_Your assignment_
Leaving the pictures aside, repeat every line below exactly.

_The data_
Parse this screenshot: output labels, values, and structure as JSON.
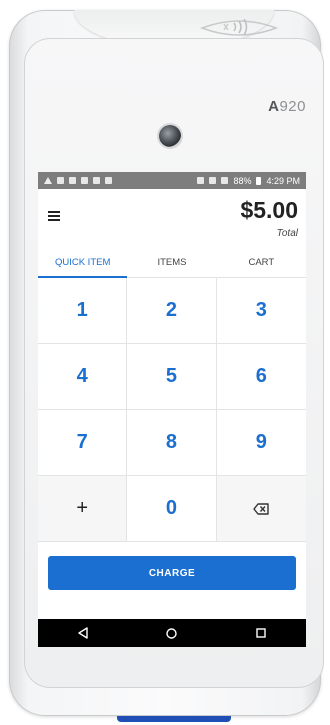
{
  "device": {
    "model_prefix": "A",
    "model_number": "920",
    "icons": [
      "nfc-icon",
      "camera-icon"
    ]
  },
  "statusbar": {
    "battery": "88%",
    "time": "4:29 PM"
  },
  "header": {
    "menu_icon": "menu-icon",
    "total_amount": "$5.00",
    "total_label": "Total"
  },
  "tabs": [
    {
      "label": "QUICK ITEM",
      "active": true
    },
    {
      "label": "ITEMS",
      "active": false
    },
    {
      "label": "CART",
      "active": false
    }
  ],
  "keypad": {
    "keys": [
      "1",
      "2",
      "3",
      "4",
      "5",
      "6",
      "7",
      "8",
      "9",
      "+",
      "0",
      ""
    ],
    "backspace_icon": "backspace-icon"
  },
  "charge": {
    "label": "CHARGE"
  },
  "navbar": {
    "icons": [
      "back-icon",
      "home-icon",
      "recents-icon"
    ]
  },
  "colors": {
    "accent": "#1a6fd0",
    "statusbar": "#7d7d7d",
    "navbar": "#000000",
    "strip": "#1f4fb4"
  }
}
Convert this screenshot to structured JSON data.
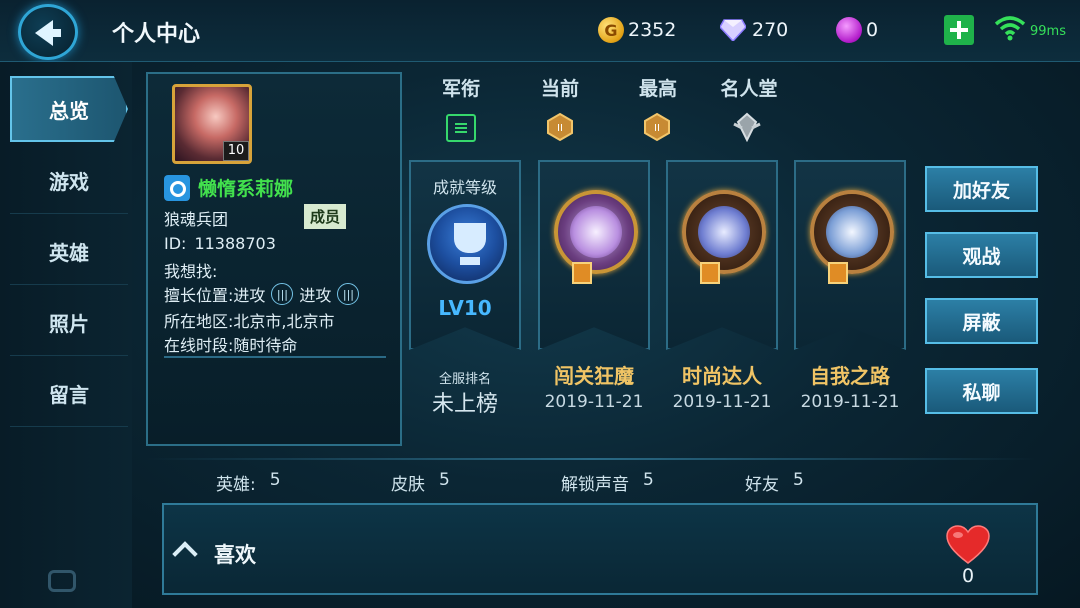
{
  "header": {
    "title": "个人中心",
    "gold": "2352",
    "diamonds": "270",
    "gems": "0",
    "ping": "99ms"
  },
  "sidebar": {
    "items": [
      {
        "label": "总览",
        "active": true
      },
      {
        "label": "游戏"
      },
      {
        "label": "英雄"
      },
      {
        "label": "照片"
      },
      {
        "label": "留言"
      }
    ]
  },
  "player": {
    "level": "10",
    "name": "懒惰系莉娜",
    "guild": "狼魂兵团",
    "guild_role": "成员",
    "id_label": "ID:",
    "id_value": "11388703",
    "looking_for_label": "我想找:",
    "position_label": "擅长位置:",
    "position_1": "进攻",
    "position_2": "进攻",
    "region_label": "所在地区:",
    "region_value": "北京市,北京市",
    "online_label": "在线时段:",
    "online_value": "随时待命"
  },
  "rank_header": {
    "junxian": "军衔",
    "current": "当前",
    "highest": "最高",
    "hall_of_fame": "名人堂"
  },
  "achievement_level": {
    "title": "成就等级",
    "level": "LV10",
    "rank_label": "全服排名",
    "rank_value": "未上榜"
  },
  "achievements": [
    {
      "name": "闯关狂魔",
      "date": "2019-11-21"
    },
    {
      "name": "时尚达人",
      "date": "2019-11-21"
    },
    {
      "name": "自我之路",
      "date": "2019-11-21"
    }
  ],
  "actions": {
    "add_friend": "加好友",
    "spectate": "观战",
    "block": "屏蔽",
    "private_chat": "私聊"
  },
  "stats": {
    "heroes_label": "英雄:",
    "heroes_value": "5",
    "skins_label": "皮肤",
    "skins_value": "5",
    "voices_label": "解锁声音",
    "voices_value": "5",
    "friends_label": "好友",
    "friends_value": "5"
  },
  "likes": {
    "label": "喜欢",
    "count": "0"
  }
}
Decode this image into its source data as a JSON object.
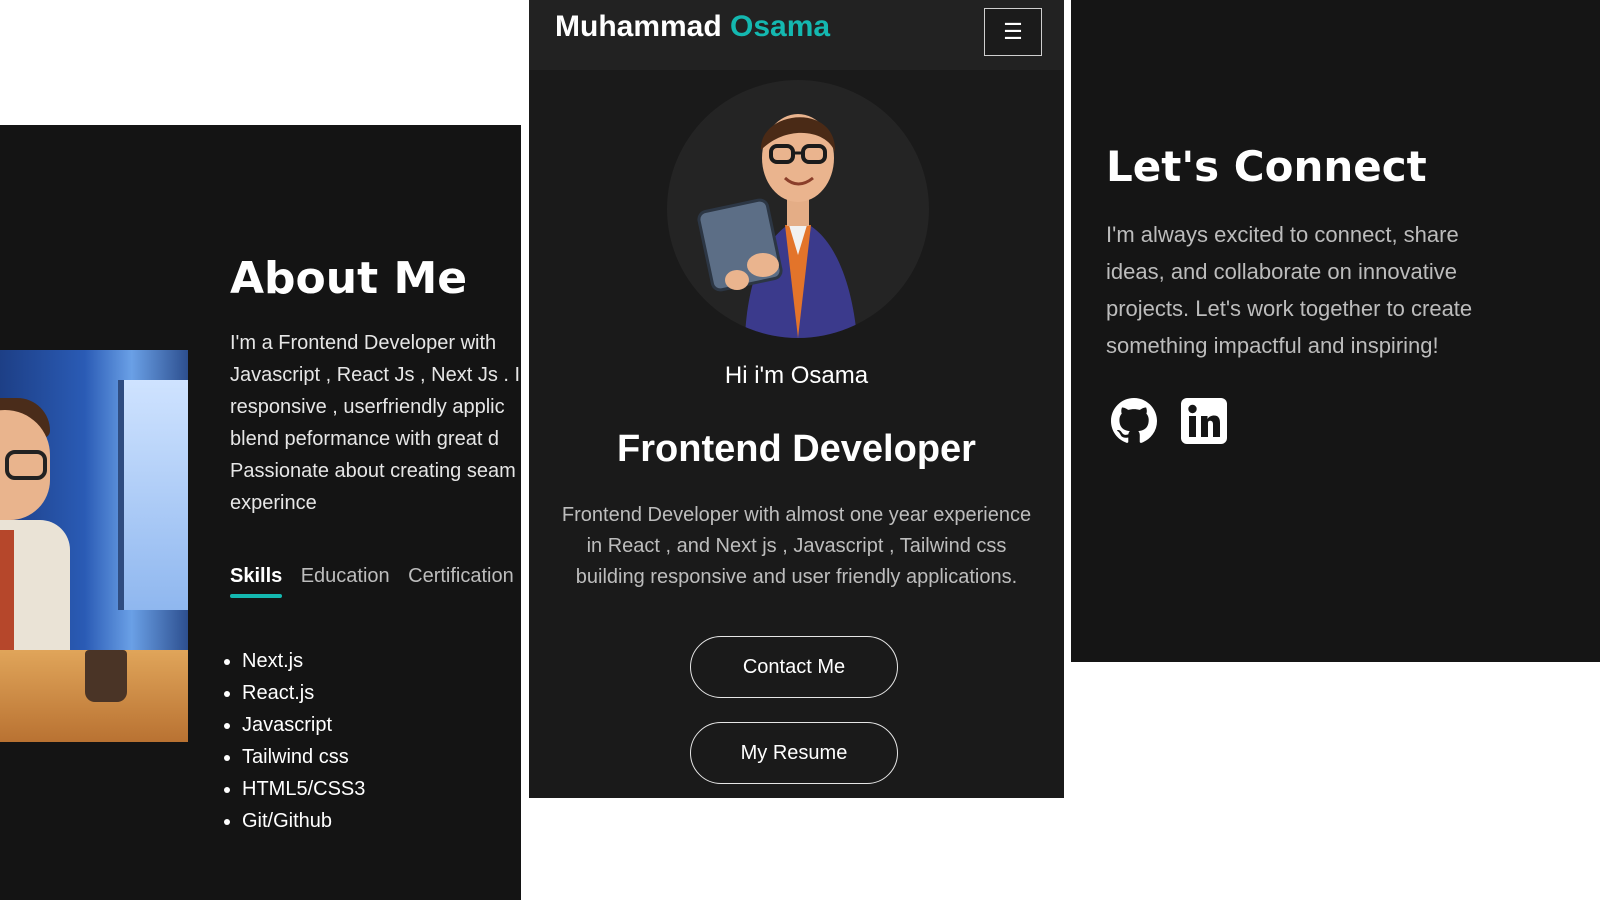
{
  "about": {
    "title": "About Me",
    "text_lines": [
      "I'm a Frontend Developer with",
      "Javascript , React Js , Next Js . I",
      "responsive , userfriendly applic",
      "blend peformance with great d",
      "Passionate about creating seam",
      "experince"
    ],
    "tabs": [
      "Skills",
      "Education",
      "Certification"
    ],
    "active_tab": "Skills",
    "skills": [
      "Next.js",
      "React.js",
      "Javascript",
      "Tailwind css",
      "HTML5/CSS3",
      "Git/Github"
    ]
  },
  "hero": {
    "brand_first": "Muhammad",
    "brand_second": "Osama",
    "menu_icon": "hamburger-icon",
    "greeting": "Hi i'm Osama",
    "role": "Frontend Developer",
    "description_lines": [
      "Frontend Developer with almost one year experience",
      "in React , and Next js , Javascript , Tailwind css",
      "building responsive and user friendly applications."
    ],
    "contact_label": "Contact Me",
    "resume_label": "My Resume"
  },
  "connect": {
    "title": "Let's Connect",
    "text_lines": [
      "I'm always excited to connect, share",
      "ideas, and collaborate on innovative",
      "projects. Let's work together to create",
      "something impactful and inspiring!"
    ],
    "social_icons": [
      "github-icon",
      "linkedin-icon"
    ]
  },
  "colors": {
    "accent": "#14b8b0",
    "background": "#141414",
    "text": "#ffffff"
  }
}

_Task answer_
Parse this screenshot: output labels, values, and structure as JSON.
{
  "device": {
    "model_prefix": "A",
    "model_number": "920",
    "icons": [
      "nfc-icon",
      "camera-icon"
    ]
  },
  "statusbar": {
    "battery": "88%",
    "time": "4:29 PM"
  },
  "header": {
    "menu_icon": "menu-icon",
    "total_amount": "$5.00",
    "total_label": "Total"
  },
  "tabs": [
    {
      "label": "QUICK ITEM",
      "active": true
    },
    {
      "label": "ITEMS",
      "active": false
    },
    {
      "label": "CART",
      "active": false
    }
  ],
  "keypad": {
    "keys": [
      "1",
      "2",
      "3",
      "4",
      "5",
      "6",
      "7",
      "8",
      "9",
      "+",
      "0",
      ""
    ],
    "backspace_icon": "backspace-icon"
  },
  "charge": {
    "label": "CHARGE"
  },
  "navbar": {
    "icons": [
      "back-icon",
      "home-icon",
      "recents-icon"
    ]
  },
  "colors": {
    "accent": "#1a6fd0",
    "statusbar": "#7d7d7d",
    "navbar": "#000000",
    "strip": "#1f4fb4"
  }
}
Convert this screenshot to structured JSON data.
{
  "header": {
    "title": "个人中心",
    "gold": "2352",
    "diamonds": "270",
    "gems": "0",
    "ping": "99ms"
  },
  "sidebar": {
    "items": [
      {
        "label": "总览",
        "active": true
      },
      {
        "label": "游戏"
      },
      {
        "label": "英雄"
      },
      {
        "label": "照片"
      },
      {
        "label": "留言"
      }
    ]
  },
  "player": {
    "level": "10",
    "name": "懒惰系莉娜",
    "guild": "狼魂兵团",
    "guild_role": "成员",
    "id_label": "ID:",
    "id_value": "11388703",
    "looking_for_label": "我想找:",
    "position_label": "擅长位置:",
    "position_1": "进攻",
    "position_2": "进攻",
    "region_label": "所在地区:",
    "region_value": "北京市,北京市",
    "online_label": "在线时段:",
    "online_value": "随时待命"
  },
  "rank_header": {
    "junxian": "军衔",
    "current": "当前",
    "highest": "最高",
    "hall_of_fame": "名人堂"
  },
  "achievement_level": {
    "title": "成就等级",
    "level": "LV10",
    "rank_label": "全服排名",
    "rank_value": "未上榜"
  },
  "achievements": [
    {
      "name": "闯关狂魔",
      "date": "2019-11-21"
    },
    {
      "name": "时尚达人",
      "date": "2019-11-21"
    },
    {
      "name": "自我之路",
      "date": "2019-11-21"
    }
  ],
  "actions": {
    "add_friend": "加好友",
    "spectate": "观战",
    "block": "屏蔽",
    "private_chat": "私聊"
  },
  "stats": {
    "heroes_label": "英雄:",
    "heroes_value": "5",
    "skins_label": "皮肤",
    "skins_value": "5",
    "voices_label": "解锁声音",
    "voices_value": "5",
    "friends_label": "好友",
    "friends_value": "5"
  },
  "likes": {
    "label": "喜欢",
    "count": "0"
  }
}
Decode this image into its source data as a JSON object.
{
  "about": {
    "title": "About Me",
    "text_lines": [
      "I'm a Frontend Developer with",
      "Javascript , React Js , Next Js . I",
      "responsive , userfriendly applic",
      "blend peformance with great d",
      "Passionate about creating seam",
      "experince"
    ],
    "tabs": [
      "Skills",
      "Education",
      "Certification"
    ],
    "active_tab": "Skills",
    "skills": [
      "Next.js",
      "React.js",
      "Javascript",
      "Tailwind css",
      "HTML5/CSS3",
      "Git/Github"
    ]
  },
  "hero": {
    "brand_first": "Muhammad",
    "brand_second": "Osama",
    "menu_icon": "hamburger-icon",
    "greeting": "Hi i'm Osama",
    "role": "Frontend Developer",
    "description_lines": [
      "Frontend Developer with almost one year experience",
      "in React , and Next js , Javascript , Tailwind css",
      "building responsive and user friendly applications."
    ],
    "contact_label": "Contact Me",
    "resume_label": "My Resume"
  },
  "connect": {
    "title": "Let's Connect",
    "text_lines": [
      "I'm always excited to connect, share",
      "ideas, and collaborate on innovative",
      "projects. Let's work together to create",
      "something impactful and inspiring!"
    ],
    "social_icons": [
      "github-icon",
      "linkedin-icon"
    ]
  },
  "colors": {
    "accent": "#14b8b0",
    "background": "#141414",
    "text": "#ffffff"
  }
}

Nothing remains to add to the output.